> _What the exercise asks_
Scan the entries below and extract each line with the word "save" in it.

> _Material provided_
-*-

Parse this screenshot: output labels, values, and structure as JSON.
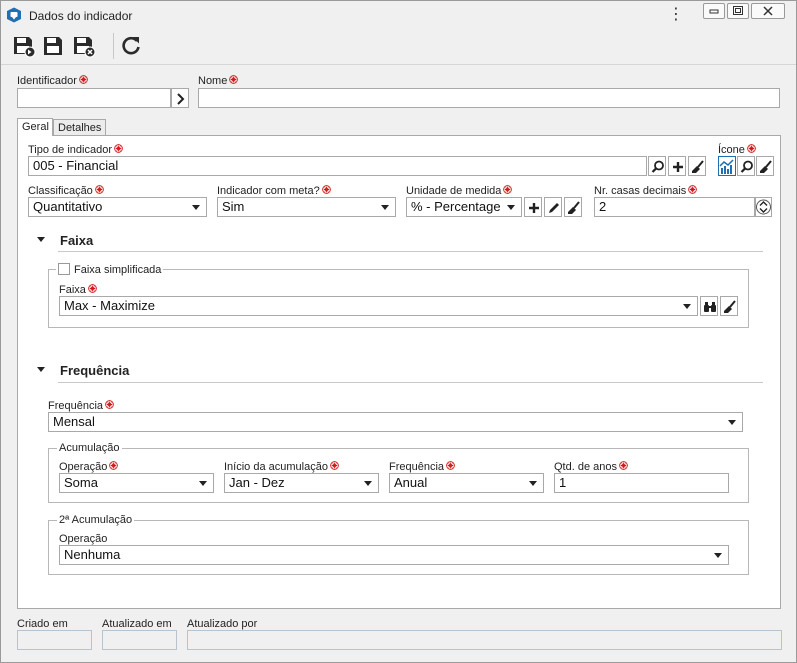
{
  "window": {
    "title": "Dados do indicador"
  },
  "colors": {
    "required": "#d01818",
    "accent": "#1f6fb5",
    "panel_border": "#a9a9a9"
  },
  "toolbar": {
    "buttons": [
      {
        "name": "save-and-new",
        "icon": "save-plus-icon"
      },
      {
        "name": "save",
        "icon": "save-icon"
      },
      {
        "name": "save-and-close",
        "icon": "save-close-icon"
      },
      {
        "name": "refresh",
        "icon": "refresh-icon"
      }
    ]
  },
  "header": {
    "identificador_label": "Identificador",
    "identificador_value": "",
    "nome_label": "Nome",
    "nome_value": ""
  },
  "tabs": [
    {
      "label": "Geral",
      "active": true
    },
    {
      "label": "Detalhes",
      "active": false
    }
  ],
  "geral": {
    "tipo_label": "Tipo de indicador",
    "tipo_value": "005 - Financial",
    "icone_label": "Ícone",
    "classificacao_label": "Classificação",
    "classificacao_value": "Quantitativo",
    "meta_label": "Indicador com meta?",
    "meta_value": "Sim",
    "unidade_label": "Unidade de medida",
    "unidade_value": "% - Percentage",
    "casas_label": "Nr. casas decimais",
    "casas_value": "2"
  },
  "faixa": {
    "section_title": "Faixa",
    "simplificada_label": "Faixa simplificada",
    "simplificada_checked": false,
    "faixa_label": "Faixa",
    "faixa_value": "Max - Maximize"
  },
  "frequencia": {
    "section_title": "Frequência",
    "frequencia_label": "Frequência",
    "frequencia_value": "Mensal",
    "acumulacao": {
      "legend": "Acumulação",
      "operacao_label": "Operação",
      "operacao_value": "Soma",
      "inicio_label": "Início da acumulação",
      "inicio_value": "Jan - Dez",
      "frequencia_label": "Frequência",
      "frequencia_value": "Anual",
      "qtd_label": "Qtd. de anos",
      "qtd_value": "1"
    },
    "acumulacao2": {
      "legend": "2ª Acumulação",
      "operacao_label": "Operação",
      "operacao_value": "Nenhuma"
    }
  },
  "footer": {
    "criado_label": "Criado em",
    "criado_value": "",
    "atualizado_label": "Atualizado em",
    "atualizado_value": "",
    "atualizado_por_label": "Atualizado por",
    "atualizado_por_value": ""
  }
}
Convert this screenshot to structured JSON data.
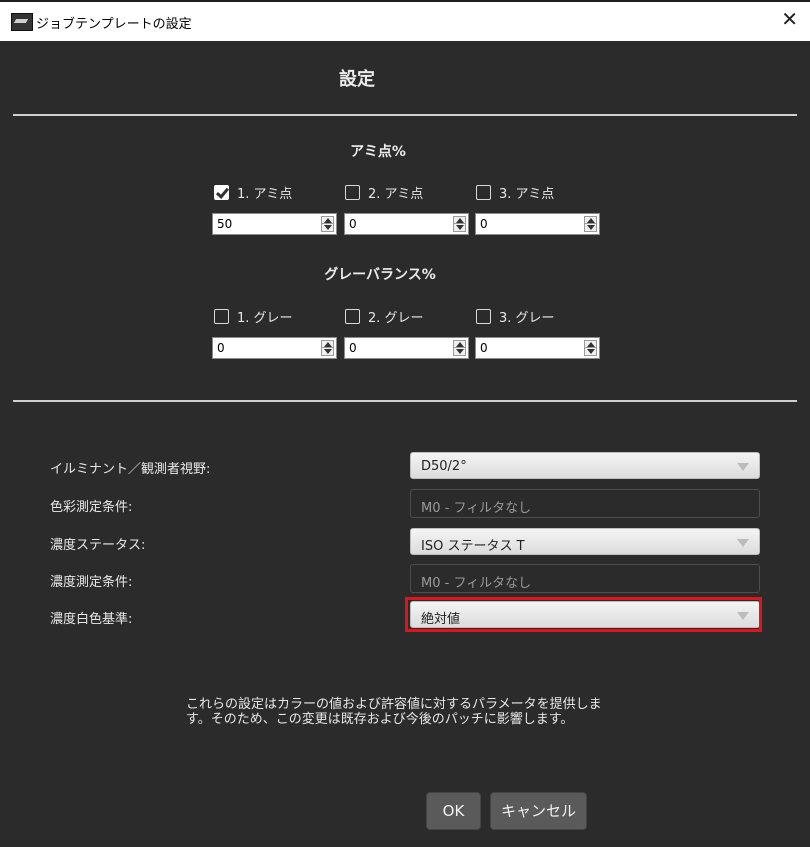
{
  "window": {
    "title": "ジョブテンプレートの設定",
    "close_glyph": "✕"
  },
  "main": {
    "title": "設定"
  },
  "ami": {
    "heading": "アミ点%",
    "items": [
      {
        "label": "1. アミ点",
        "checked": true,
        "value": "50"
      },
      {
        "label": "2. アミ点",
        "checked": false,
        "value": "0"
      },
      {
        "label": "3. アミ点",
        "checked": false,
        "value": "0"
      }
    ]
  },
  "gray": {
    "heading": "グレーバランス%",
    "items": [
      {
        "label": "1. グレー",
        "checked": false,
        "value": "0"
      },
      {
        "label": "2. グレー",
        "checked": false,
        "value": "0"
      },
      {
        "label": "3. グレー",
        "checked": false,
        "value": "0"
      }
    ]
  },
  "form": {
    "illuminant": {
      "label": "イルミナント／観測者視野:",
      "value": "D50/2°"
    },
    "color_condition": {
      "label": "色彩測定条件:",
      "value": "M0 - フィルタなし"
    },
    "density_status": {
      "label": "濃度ステータス:",
      "value": "ISO ステータス T"
    },
    "density_condition": {
      "label": "濃度測定条件:",
      "value": "M0 - フィルタなし"
    },
    "density_white": {
      "label": "濃度白色基準:",
      "value": "絶対値"
    }
  },
  "info": {
    "line1": "これらの設定はカラーの値および許容値に対するパラメータを提供しま",
    "line2": "す。そのため、この変更は既存および今後のパッチに影響します。"
  },
  "buttons": {
    "ok": "OK",
    "cancel": "キャンセル"
  },
  "colors": {
    "background": "#2b2b2b",
    "highlight": "#e0141e"
  }
}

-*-

> _Task response_
        "name": "save-and-new",
        "icon": "save-plus-icon"
        "name": "save",
        "icon": "save-icon"
        "name": "save-and-close",
        "icon": "save-close-icon"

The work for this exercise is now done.